The Williams FW16 didn’t help, of course. Having watched Mansell and Prost waltz to successive championships, Senna had assumed that he, too, would be handed a title-winning car. But in its early guise the FW16 was wayward, and no match for the Ford-powered Benetton B194 — or, at least, the one driven by Michael Schumacher.
For all that, in each of his races with Williams — Interlagos, Aida, Imola — Senna put the car on pole. “Williams weren’t on pole for those three races,” said David Brown, his race engineer. “Ayrton was…”
In Brazil Senna, chasing Schumacher, uncharacteristically dropped it, and in Japan was turfed off at the first corner. Rather than walk back to the pits, though, Ayrton stayed to watch for a while, and returned with the conviction that some Benettons were more equal than others. And the more equal one won, as it had at Interlagos.
This was to weigh considerably on Senna’s mind. As one who savoured what he called ‘pure’ racing cars, Ayrton had been delighted by the newly-introduced ban on ‘gizmos’ such as active suspension, traction and launch control, ABS, and so on. But he was unconvinced that Schumacher’s Benetton was quite as ‘back to basics’ as it might have been.
None was closer to Senna than Professor Sid Watkins. “He was very upset about those races,” said the Prof. “There’s no doubt he felt very much pressured that he had to win at Imola — in fact, I believe he felt trapped by every aspect of his life at that time. I honestly think he would have liked to step back — that was the impression I’d been getting for a while.
“I always worried for Ayrton. He’d be leading easily, and I’d be sitting there in the medical car, willing him to slow down a bit — but he couldn’t help himself, and that was his main fault as a racing driver, in my opinion. I used to tell him that the clever driver is the one who wins by taking the least out of himself and the car, and he’d say, ‘Yes, I know you’re right — every time I go past your car I remember what you said, and I feel guilty about it. But by the time I get to the next corner, I’ve forgotten…”
The horror of that Imola weekend will for ever stay with anyone who was there, and none more than Prost, for in the last weeks of his life Senna had several times phoned, seeking his help and advice in matters of safety.
“We had agreed to talk about it at Imola, and that made that weekend somehow even more horrible. Ayrton was talking all the time about safety, and he was much softer than before — for me, he had changed completely. He seemed very down, and without the same power as before. We talked on the Friday, and then again on the Sunday morning — he was really trying to be friendly. He wanted help — he needed someone, that was obvious…”

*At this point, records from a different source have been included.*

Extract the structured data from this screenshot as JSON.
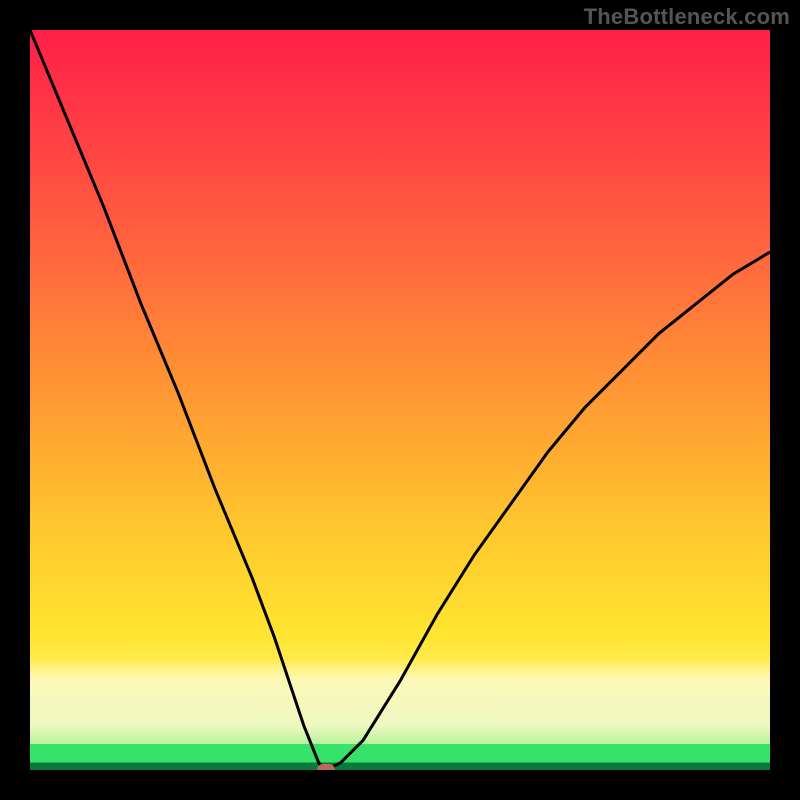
{
  "watermark": "TheBottleneck.com",
  "chart_data": {
    "type": "line",
    "title": "",
    "xlabel": "",
    "ylabel": "",
    "xlim": [
      0,
      100
    ],
    "ylim": [
      0,
      100
    ],
    "x": [
      0,
      5,
      10,
      15,
      20,
      25,
      30,
      33,
      35,
      37,
      39,
      40,
      42,
      45,
      50,
      55,
      60,
      65,
      70,
      75,
      80,
      85,
      90,
      95,
      100
    ],
    "y": [
      100,
      88,
      76,
      63,
      51,
      38,
      26,
      18,
      12,
      6,
      1,
      0,
      1,
      4,
      12,
      21,
      29,
      36,
      43,
      49,
      54,
      59,
      63,
      67,
      70
    ],
    "series_name": "bottleneck_curve",
    "background_gradient_stops": [
      {
        "pos": 0.0,
        "color": "#ff1f47"
      },
      {
        "pos": 0.5,
        "color": "#ff9a33"
      },
      {
        "pos": 0.82,
        "color": "#ffe531"
      },
      {
        "pos": 0.92,
        "color": "#fdf9b8"
      },
      {
        "pos": 0.965,
        "color": "#37e26a"
      },
      {
        "pos": 0.99,
        "color": "#0a7a3a"
      }
    ],
    "marker": {
      "x": 40,
      "y": 0,
      "color": "#bc6a5e"
    }
  }
}
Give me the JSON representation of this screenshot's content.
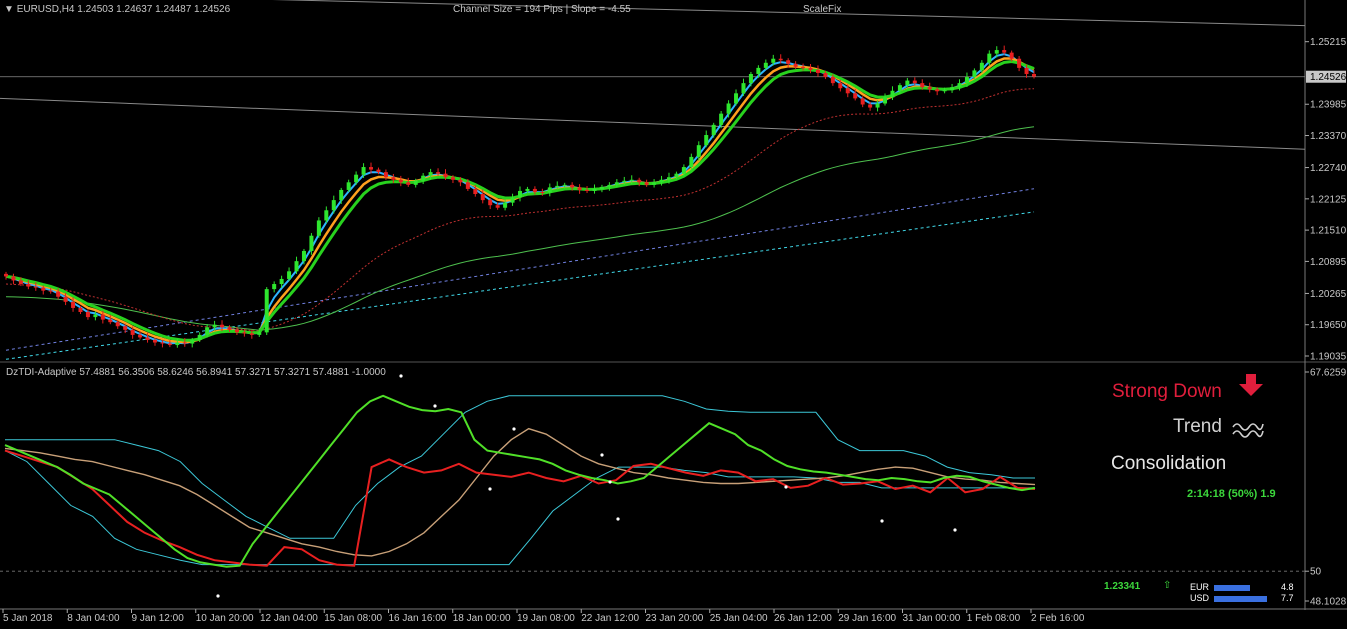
{
  "header": {
    "symbol_info": "EURUSD,H4  1.24503 1.24637 1.24487 1.24526",
    "channel_info": "Channel Size = 194 Pips  |  Slope = -4.55",
    "scale_label": "ScaleFix"
  },
  "indicator": {
    "title": "DzTDI-Adaptive 57.4881 56.3506 58.6246 56.8941 57.3271 57.3271 57.4881 -1.0000"
  },
  "signals": {
    "strong": "Strong Down",
    "trend": "Trend",
    "consolidation": "Consolidation",
    "timer": "2:14:18 (50%) 1.9",
    "level": "1.23341",
    "arrow_color": "#e01e3c",
    "strong_color": "#e01e3c",
    "timer_color": "#3cd83c"
  },
  "currency_strength": [
    {
      "name": "EUR",
      "value": "4.8"
    },
    {
      "name": "USD",
      "value": "7.7"
    }
  ],
  "chart_data": [
    {
      "type": "candlestick",
      "ylim": [
        1.19035,
        1.2572
      ],
      "y_ticks": [
        "1.25215",
        "1.24526",
        "1.23985",
        "1.23370",
        "1.22740",
        "1.22125",
        "1.21510",
        "1.20895",
        "1.20265",
        "1.19650",
        "1.19035"
      ],
      "current_price": "1.24526",
      "x_ticks": [
        "5 Jan 2018",
        "8 Jan 04:00",
        "9 Jan 12:00",
        "10 Jan 20:00",
        "12 Jan 04:00",
        "15 Jan 08:00",
        "16 Jan 16:00",
        "18 Jan 00:00",
        "19 Jan 08:00",
        "22 Jan 12:00",
        "23 Jan 20:00",
        "25 Jan 04:00",
        "26 Jan 12:00",
        "29 Jan 16:00",
        "31 Jan 00:00",
        "1 Feb 08:00",
        "2 Feb 16:00"
      ],
      "close": [
        1.206,
        1.2052,
        1.2045,
        1.204,
        1.2038,
        1.2032,
        1.203,
        1.202,
        1.201,
        1.1998,
        1.199,
        1.198,
        1.1985,
        1.1975,
        1.197,
        1.1962,
        1.1955,
        1.1945,
        1.194,
        1.1935,
        1.193,
        1.1928,
        1.1925,
        1.193,
        1.1928,
        1.1935,
        1.1945,
        1.196,
        1.1965,
        1.196,
        1.1955,
        1.195,
        1.1948,
        1.1945,
        1.195,
        1.2035,
        1.2045,
        1.2055,
        1.207,
        1.209,
        1.211,
        1.214,
        1.217,
        1.219,
        1.221,
        1.223,
        1.2245,
        1.226,
        1.2275,
        1.227,
        1.2265,
        1.2255,
        1.225,
        1.2245,
        1.224,
        1.2248,
        1.2258,
        1.2265,
        1.2262,
        1.2255,
        1.225,
        1.2245,
        1.2232,
        1.2222,
        1.221,
        1.22,
        1.2195,
        1.2205,
        1.2215,
        1.2228,
        1.2232,
        1.2226,
        1.2225,
        1.2235,
        1.2238,
        1.224,
        1.2235,
        1.223,
        1.2228,
        1.2232,
        1.2236,
        1.224,
        1.2245,
        1.2248,
        1.225,
        1.2245,
        1.224,
        1.2245,
        1.225,
        1.2255,
        1.2262,
        1.2275,
        1.2295,
        1.2318,
        1.2338,
        1.2358,
        1.238,
        1.24,
        1.242,
        1.244,
        1.2458,
        1.247,
        1.248,
        1.2488,
        1.2485,
        1.2478,
        1.2472,
        1.247,
        1.2466,
        1.246,
        1.2452,
        1.244,
        1.243,
        1.242,
        1.241,
        1.2398,
        1.2392,
        1.24,
        1.2412,
        1.2425,
        1.2436,
        1.2445,
        1.244,
        1.2432,
        1.2428,
        1.2424,
        1.2426,
        1.2432,
        1.244,
        1.2452,
        1.2465,
        1.248,
        1.2498,
        1.2505,
        1.25,
        1.2488,
        1.247,
        1.2458,
        1.2453
      ],
      "series": [
        {
          "name": "",
          "color": "#2db4ff"
        },
        {
          "name": "",
          "color": "#28d21e"
        },
        {
          "name": "",
          "color": "#ffa01e"
        }
      ]
    },
    {
      "type": "line",
      "ylim": [
        48.1028,
        67.6259
      ],
      "y_ticks": [
        "67.6259",
        "50",
        "48.1028"
      ],
      "lines": {
        "green": [
          61.5,
          61.0,
          60.5,
          60.0,
          59.5,
          58.8,
          58.0,
          57.5,
          57.0,
          56.0,
          55.0,
          54.0,
          53.0,
          52.0,
          51.2,
          50.8,
          50.6,
          50.4,
          50.5,
          52.5,
          54.0,
          55.5,
          57.0,
          58.5,
          60.0,
          61.5,
          63.0,
          64.5,
          65.5,
          66.0,
          65.5,
          65.0,
          64.7,
          64.6,
          64.8,
          64.5,
          62.0,
          61.0,
          60.8,
          60.6,
          60.4,
          60.2,
          59.8,
          59.2,
          58.8,
          58.5,
          58.3,
          58.0,
          58.2,
          58.5,
          59.5,
          60.5,
          61.5,
          62.5,
          63.5,
          63.0,
          62.5,
          61.5,
          61.0,
          60.2,
          59.6,
          59.3,
          59.1,
          59.0,
          58.8,
          58.6,
          58.4,
          58.3,
          58.5,
          58.4,
          58.2,
          58.1,
          58.5,
          58.7,
          58.6,
          58.2,
          57.9,
          57.6,
          57.4,
          57.6
        ],
        "red": [
          61.0,
          60.5,
          60.0,
          59.5,
          58.5,
          57.5,
          56.0,
          54.5,
          53.5,
          52.8,
          52.2,
          51.5,
          51.0,
          50.8,
          50.6,
          50.5,
          52.2,
          52.0,
          51.0,
          50.6,
          50.5,
          59.5,
          60.2,
          59.5,
          59.0,
          59.2,
          59.8,
          59.0,
          58.8,
          58.6,
          59.0,
          58.5,
          58.2,
          58.7,
          58.0,
          58.3,
          59.6,
          59.8,
          59.4,
          59.0,
          58.7,
          59.2,
          59.0,
          58.2,
          58.4,
          57.6,
          57.8,
          58.5,
          57.9,
          58.0,
          58.2,
          57.5,
          57.8,
          57.2,
          58.5,
          57.2,
          57.5,
          58.6,
          57.6,
          57.5
        ],
        "tan": [
          61.2,
          61.0,
          60.8,
          60.5,
          60.2,
          60.0,
          59.6,
          59.2,
          58.8,
          58.3,
          57.8,
          57.0,
          56.0,
          55.0,
          54.0,
          53.5,
          53.0,
          52.5,
          52.2,
          51.8,
          51.5,
          51.4,
          51.8,
          52.5,
          53.5,
          55.0,
          56.5,
          58.5,
          60.5,
          62.0,
          63.0,
          62.5,
          61.5,
          60.5,
          59.8,
          59.4,
          59.0,
          58.8,
          58.5,
          58.3,
          58.1,
          58.0,
          58.0,
          58.1,
          58.2,
          58.3,
          58.4,
          58.5,
          58.7,
          59.0,
          59.3,
          59.5,
          59.4,
          59.0,
          58.6,
          58.4,
          58.3,
          58.1,
          58.0,
          57.9
        ]
      }
    }
  ]
}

Could they in time have become friends? “Mmm, it’s not impossible,” said Prost. “In spite of everything, we always had a great respect for each other as drivers, and that was the most important thing. I don’t think either of us worried too much about anyone else.”
Senna was indeed a special force in motor racing, and I suspect he would have been that way in any walk of life he might have chosen. Without a doubt his was the most complex character I ever encountered in the sport, and not without its contradictions. As a driver he was utterly uncompromising, and off the track, too, could be cruel if he felt the circumstances demanded it. But he could also be gentle and disarming, and there were many tales of his private kindnesses: the man who would — literally — push a rival off the track would also weep at a small gift from a shy fan.